Oil prices barely changed as investors struggled with declining U.S. stockpiles, rising Russian production, and concerns about a possible global recession. Brent futures were up 14 cents, or 0.3%, to $93.81 per barrel. To $87.15 per barrel, U.S. oil futures increased by 4 cents or 0.2%. Brent had a briefdrop to its lowest level since February. However, prices increased by more than 1% the day before.
EIA statistics suggest that demand increased by 224,010 BPD over the week as recent pump price declines appear to have helped sustain demand. Saudi Arabia’s crude oil exports surged in June while production reached a higher two-year high.
Over the previous few months, futures have plummeted as investors scrutinized economic data that sparked worries about a potential recession that may harm energy demand. The pressure on households increased as consumer price inflation in Britain surged to 10.1% in July, its highest level since February 1982. The oil market is still in a multi-year tightening cycle, and investors are looking for short-term upside triggers. As a result of rigorous COVID-19 lockdowns and fuel export regulations, China’s refining output remained subpar in July.
Russia Is Producing More Oil
After sanctions-related production restraints, Russia has begun to restore oil production progressively. As Asian consumers have increased their purchases, Moscow has raised its output and export projections until 2025. Russia is forecast to earn 37% more from energy exports this year, partly because of increased oil export volumes. It shows that the country’s supply has not been as significantly impacted as initially anticipated by markets.

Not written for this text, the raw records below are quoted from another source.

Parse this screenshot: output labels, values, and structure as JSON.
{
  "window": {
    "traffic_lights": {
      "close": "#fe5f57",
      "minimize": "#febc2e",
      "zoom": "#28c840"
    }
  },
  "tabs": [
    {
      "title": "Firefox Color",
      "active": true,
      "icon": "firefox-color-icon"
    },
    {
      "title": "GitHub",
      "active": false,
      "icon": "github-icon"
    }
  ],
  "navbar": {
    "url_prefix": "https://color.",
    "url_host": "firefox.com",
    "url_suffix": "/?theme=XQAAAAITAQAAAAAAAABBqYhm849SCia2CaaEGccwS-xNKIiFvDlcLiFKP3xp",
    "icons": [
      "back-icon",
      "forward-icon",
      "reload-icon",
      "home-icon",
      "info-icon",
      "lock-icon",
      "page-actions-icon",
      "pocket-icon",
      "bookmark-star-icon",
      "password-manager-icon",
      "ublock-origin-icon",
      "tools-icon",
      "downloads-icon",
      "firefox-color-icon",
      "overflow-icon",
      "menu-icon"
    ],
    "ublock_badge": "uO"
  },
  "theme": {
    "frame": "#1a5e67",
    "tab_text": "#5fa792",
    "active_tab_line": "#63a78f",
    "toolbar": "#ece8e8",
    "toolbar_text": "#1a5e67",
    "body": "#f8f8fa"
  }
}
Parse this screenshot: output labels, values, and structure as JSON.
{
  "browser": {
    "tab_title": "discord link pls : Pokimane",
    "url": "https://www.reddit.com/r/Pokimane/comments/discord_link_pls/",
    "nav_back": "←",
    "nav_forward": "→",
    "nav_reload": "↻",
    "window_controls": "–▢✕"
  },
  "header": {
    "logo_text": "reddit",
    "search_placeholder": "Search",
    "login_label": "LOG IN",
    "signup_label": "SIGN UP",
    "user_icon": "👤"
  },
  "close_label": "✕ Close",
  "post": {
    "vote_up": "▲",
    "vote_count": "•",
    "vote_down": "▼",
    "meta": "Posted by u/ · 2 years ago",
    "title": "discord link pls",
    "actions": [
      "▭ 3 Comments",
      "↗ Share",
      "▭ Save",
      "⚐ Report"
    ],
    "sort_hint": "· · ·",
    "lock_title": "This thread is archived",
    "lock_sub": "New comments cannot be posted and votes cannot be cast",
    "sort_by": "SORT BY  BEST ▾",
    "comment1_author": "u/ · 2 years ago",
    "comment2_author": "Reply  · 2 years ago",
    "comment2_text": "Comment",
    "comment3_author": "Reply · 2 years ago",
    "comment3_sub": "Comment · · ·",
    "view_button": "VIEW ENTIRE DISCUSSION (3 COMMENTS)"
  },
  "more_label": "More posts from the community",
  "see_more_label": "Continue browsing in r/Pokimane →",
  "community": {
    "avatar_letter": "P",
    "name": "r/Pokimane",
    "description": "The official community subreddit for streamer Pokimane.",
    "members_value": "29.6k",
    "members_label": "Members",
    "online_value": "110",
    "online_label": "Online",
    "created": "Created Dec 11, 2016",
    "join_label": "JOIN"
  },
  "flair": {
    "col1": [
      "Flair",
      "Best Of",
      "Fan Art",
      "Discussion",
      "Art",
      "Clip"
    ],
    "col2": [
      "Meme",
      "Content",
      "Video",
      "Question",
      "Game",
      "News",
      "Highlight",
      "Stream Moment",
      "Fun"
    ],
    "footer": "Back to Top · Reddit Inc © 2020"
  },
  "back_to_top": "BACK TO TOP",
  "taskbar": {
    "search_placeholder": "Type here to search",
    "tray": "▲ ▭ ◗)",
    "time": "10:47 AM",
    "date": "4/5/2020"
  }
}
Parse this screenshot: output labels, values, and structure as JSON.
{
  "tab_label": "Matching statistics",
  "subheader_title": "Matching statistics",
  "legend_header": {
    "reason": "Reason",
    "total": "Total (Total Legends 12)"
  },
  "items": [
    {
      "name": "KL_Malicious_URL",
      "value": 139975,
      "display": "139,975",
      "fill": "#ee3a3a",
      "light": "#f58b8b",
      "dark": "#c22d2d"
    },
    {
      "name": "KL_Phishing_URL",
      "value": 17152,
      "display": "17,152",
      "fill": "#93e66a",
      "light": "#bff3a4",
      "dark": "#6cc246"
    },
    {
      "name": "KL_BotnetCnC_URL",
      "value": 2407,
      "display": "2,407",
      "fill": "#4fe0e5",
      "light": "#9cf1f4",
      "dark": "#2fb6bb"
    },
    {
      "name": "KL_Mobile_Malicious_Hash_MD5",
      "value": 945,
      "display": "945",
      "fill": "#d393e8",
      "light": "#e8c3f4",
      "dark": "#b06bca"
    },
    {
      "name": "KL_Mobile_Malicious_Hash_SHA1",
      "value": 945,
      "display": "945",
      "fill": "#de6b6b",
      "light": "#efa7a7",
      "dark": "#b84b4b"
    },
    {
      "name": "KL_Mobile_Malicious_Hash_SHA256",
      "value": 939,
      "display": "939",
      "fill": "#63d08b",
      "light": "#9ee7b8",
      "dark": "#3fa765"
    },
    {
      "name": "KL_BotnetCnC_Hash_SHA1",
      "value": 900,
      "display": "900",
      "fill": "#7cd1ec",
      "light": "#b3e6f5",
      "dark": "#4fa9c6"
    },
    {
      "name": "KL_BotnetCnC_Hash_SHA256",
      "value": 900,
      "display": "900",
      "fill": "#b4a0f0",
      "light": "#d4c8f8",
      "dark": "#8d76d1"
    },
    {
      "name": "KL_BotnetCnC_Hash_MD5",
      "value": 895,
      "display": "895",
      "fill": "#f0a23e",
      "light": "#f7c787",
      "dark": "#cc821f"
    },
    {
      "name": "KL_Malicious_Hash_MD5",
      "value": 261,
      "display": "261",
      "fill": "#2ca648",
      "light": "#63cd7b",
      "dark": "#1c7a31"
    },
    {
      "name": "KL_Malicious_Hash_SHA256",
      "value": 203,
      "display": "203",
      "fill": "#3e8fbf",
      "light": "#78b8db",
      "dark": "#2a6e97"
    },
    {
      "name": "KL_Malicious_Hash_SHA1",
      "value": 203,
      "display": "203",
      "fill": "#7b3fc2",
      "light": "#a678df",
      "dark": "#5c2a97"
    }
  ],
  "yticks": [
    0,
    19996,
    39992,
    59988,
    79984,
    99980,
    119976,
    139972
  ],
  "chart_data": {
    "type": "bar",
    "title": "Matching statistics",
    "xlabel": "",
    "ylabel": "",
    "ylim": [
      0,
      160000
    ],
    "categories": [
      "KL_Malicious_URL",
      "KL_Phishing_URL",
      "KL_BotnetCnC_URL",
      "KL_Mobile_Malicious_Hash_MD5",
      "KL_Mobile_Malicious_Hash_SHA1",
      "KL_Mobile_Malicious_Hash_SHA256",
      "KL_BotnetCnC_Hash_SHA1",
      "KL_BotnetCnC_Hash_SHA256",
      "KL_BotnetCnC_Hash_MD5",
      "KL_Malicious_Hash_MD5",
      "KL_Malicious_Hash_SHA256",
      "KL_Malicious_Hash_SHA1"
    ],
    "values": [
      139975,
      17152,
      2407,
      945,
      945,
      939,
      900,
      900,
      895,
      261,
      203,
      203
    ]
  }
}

As exports reached 5 million barrels per day (BPD), the highest level ever, U.S. crude stocks decreased by 7.2 million barrels in the week to August 12, according to Energy Information Administration (EIA) statistics, deviating from estimates for a 265,000-barrel decline.